The API in question is called “html5media” and makes use of jQuery to display the default HTML5 video player if the browser supports it, or defaults to Flowplayer if the browser does not support it.

This will ensure that your <video> tag will play in all browsers, irrespective of whether they support it or not, definitely a good way to start using HTML5 videos in your project.

The only downside of this API is that you will have to include a JavaScript library in all pages that you want to insert the HTML5 videos in as shown below.

HTML5 Video Support for All Browsers

Once you do that, the html5media JavaScript library will take care of displaying the videos to both HTML5 browsers as well those which do not support it.

Download and Learn more about html5media.
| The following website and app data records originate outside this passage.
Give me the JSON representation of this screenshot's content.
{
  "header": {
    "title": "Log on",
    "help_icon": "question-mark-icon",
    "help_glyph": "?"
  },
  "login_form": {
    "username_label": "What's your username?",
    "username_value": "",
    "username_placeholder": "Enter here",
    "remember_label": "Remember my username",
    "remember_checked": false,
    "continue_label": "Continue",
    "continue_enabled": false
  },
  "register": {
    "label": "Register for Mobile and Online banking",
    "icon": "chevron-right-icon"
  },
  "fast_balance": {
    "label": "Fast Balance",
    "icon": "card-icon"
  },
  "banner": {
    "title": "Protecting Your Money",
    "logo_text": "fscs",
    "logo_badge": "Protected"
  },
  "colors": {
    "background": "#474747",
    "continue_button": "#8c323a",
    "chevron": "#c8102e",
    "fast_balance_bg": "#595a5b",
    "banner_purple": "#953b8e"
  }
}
You can also view the demo of the script in action by visiting this page on a HTML5 compliant browser and one which does not support it. The only downside of this is that your video needs to be encoded in either the h.264 codec (mp4) or Theora codec (ogv).
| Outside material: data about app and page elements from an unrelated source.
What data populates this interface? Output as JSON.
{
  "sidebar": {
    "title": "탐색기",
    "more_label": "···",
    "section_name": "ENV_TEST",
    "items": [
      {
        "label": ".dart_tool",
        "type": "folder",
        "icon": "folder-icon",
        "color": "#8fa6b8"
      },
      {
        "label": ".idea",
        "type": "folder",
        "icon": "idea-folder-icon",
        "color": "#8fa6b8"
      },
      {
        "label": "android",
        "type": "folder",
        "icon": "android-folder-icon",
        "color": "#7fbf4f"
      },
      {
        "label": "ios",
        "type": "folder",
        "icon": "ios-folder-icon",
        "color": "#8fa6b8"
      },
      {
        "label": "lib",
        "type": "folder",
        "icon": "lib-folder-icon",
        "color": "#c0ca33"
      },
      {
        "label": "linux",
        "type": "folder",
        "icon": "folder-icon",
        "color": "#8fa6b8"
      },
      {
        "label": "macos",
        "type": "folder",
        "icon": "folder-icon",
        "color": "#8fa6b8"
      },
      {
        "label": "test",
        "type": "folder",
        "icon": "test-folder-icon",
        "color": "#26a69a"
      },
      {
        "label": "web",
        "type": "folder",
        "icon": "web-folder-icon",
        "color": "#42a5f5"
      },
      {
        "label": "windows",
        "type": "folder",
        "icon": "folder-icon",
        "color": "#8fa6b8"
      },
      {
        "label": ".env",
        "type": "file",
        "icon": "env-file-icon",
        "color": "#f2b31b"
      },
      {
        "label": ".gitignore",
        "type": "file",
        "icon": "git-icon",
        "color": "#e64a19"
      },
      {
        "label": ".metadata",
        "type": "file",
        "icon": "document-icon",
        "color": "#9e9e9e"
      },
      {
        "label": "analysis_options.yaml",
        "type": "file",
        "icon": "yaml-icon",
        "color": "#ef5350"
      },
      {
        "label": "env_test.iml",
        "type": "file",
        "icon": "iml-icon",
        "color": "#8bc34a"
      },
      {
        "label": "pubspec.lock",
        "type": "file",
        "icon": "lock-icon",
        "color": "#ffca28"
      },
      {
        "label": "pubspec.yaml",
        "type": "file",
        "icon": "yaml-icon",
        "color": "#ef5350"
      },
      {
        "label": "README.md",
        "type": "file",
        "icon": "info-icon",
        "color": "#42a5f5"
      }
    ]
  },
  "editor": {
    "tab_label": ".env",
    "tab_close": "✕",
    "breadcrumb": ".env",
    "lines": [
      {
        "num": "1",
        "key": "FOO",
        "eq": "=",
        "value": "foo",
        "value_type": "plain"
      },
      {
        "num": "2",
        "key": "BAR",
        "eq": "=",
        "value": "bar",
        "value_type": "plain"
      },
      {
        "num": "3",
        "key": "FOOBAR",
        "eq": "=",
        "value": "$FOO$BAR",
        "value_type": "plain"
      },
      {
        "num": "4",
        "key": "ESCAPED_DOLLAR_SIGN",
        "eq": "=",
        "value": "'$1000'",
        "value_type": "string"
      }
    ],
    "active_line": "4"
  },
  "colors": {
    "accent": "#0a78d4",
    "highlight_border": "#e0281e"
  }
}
Play HTML5 Videos in Internet Explorer

Internet Explorer is one of the several mainstream browsers which do not support HTML5 videos which is now being beta tested by and Vimeo. However, what Microsoft could not do yet has been done by a codec developer.

The software in question, Xiph.Org Ogg Codec provides users with an option to add support for the <video> tag in Internet Explorer, in turn allowing IE to play HTML5 videos.

html5_videos_internet_explorer

I installed the codec and enabled the HTML5 support, and gave it a test run on Internet Explorer 8. The videos from YouTube played just fine, however, it is not a perfect solution yet and a bit buggy. Some videos took way too long to load, and some never played at all. Nevertheless, something is better than nothing right?

html5_video_internet_explorer

 

Note: Before you can view HTML5 videos in YouTube, you will have to join the beta club by visiting this link http://www.youtube.com/html5. After that you will have to copy the <video> code to a new HTML page to watch the video and follow the instructions given here.

Techie Buzz Verdict

This software is not perfect yet, so use it at your own risk. Another problem I saw was that the software did not provide an option to disable HTML5 videos once it was installed, so the only way to disable it is to uninstall the software. Once it is enabled, you will not be able to watch videos on YouTube due to the restrictions with adding a additional attribute to the video code.

Again, this is a tool which is still being developed, so I think that it will definitely become better with time. However, if you are someone who does not like to mess up with things, stay away from it.

I would suggest you to download and use instead, if you are looking forward to experiencing HTML5 videos.

Rating: 2.5/5 (Average)

Download Xiph.Org Ogg Codec [via Download Squad]

YouTube and Vimeo Support HTML5 Videos, Goodbye Flash

For the past several years, video sites like and Vimeo have changed how we watch videos online, and Flash has played a very big role in it. However, in my personal experience, Flash has been one of the biggest pain in the browsers, and watching videos has not been that rosy, not just for me but for several others too.

HTML5 Videos

With the official introduction of HTML5 looming around the corner, several websites and browsers have started to implement the new features available in it. One of the most exciting feature in HTML5 is that it has support for streaming videos through the <video> tag, without having to use any other additional resources or software such as Flash.

Both YouTube and Vimeo have officially started supporting HTML5 videos, which is pretty exciting and will definitely shape the future on how we watch videos online. The most exciting features in HTML5 videos is that you can watch it in fullscreen, just like you would do it on a desktop player, and no more buffering, simply jump to any part of the video you want, again this experience is similar to desktop players.

To watch HTML5 supported videos on your browser visit http://www.youtube.com/html5 or go to Vimeo and click on the "Switch to HTML5 Player" link at the bottom of the video page. Please note that you browser has to be HTML5 compatible in order to view the videos. Right now YouTube and Vimeo only support Webkit based browsers, including Safari and , with support for IE with the Chrome Frame add-in installed.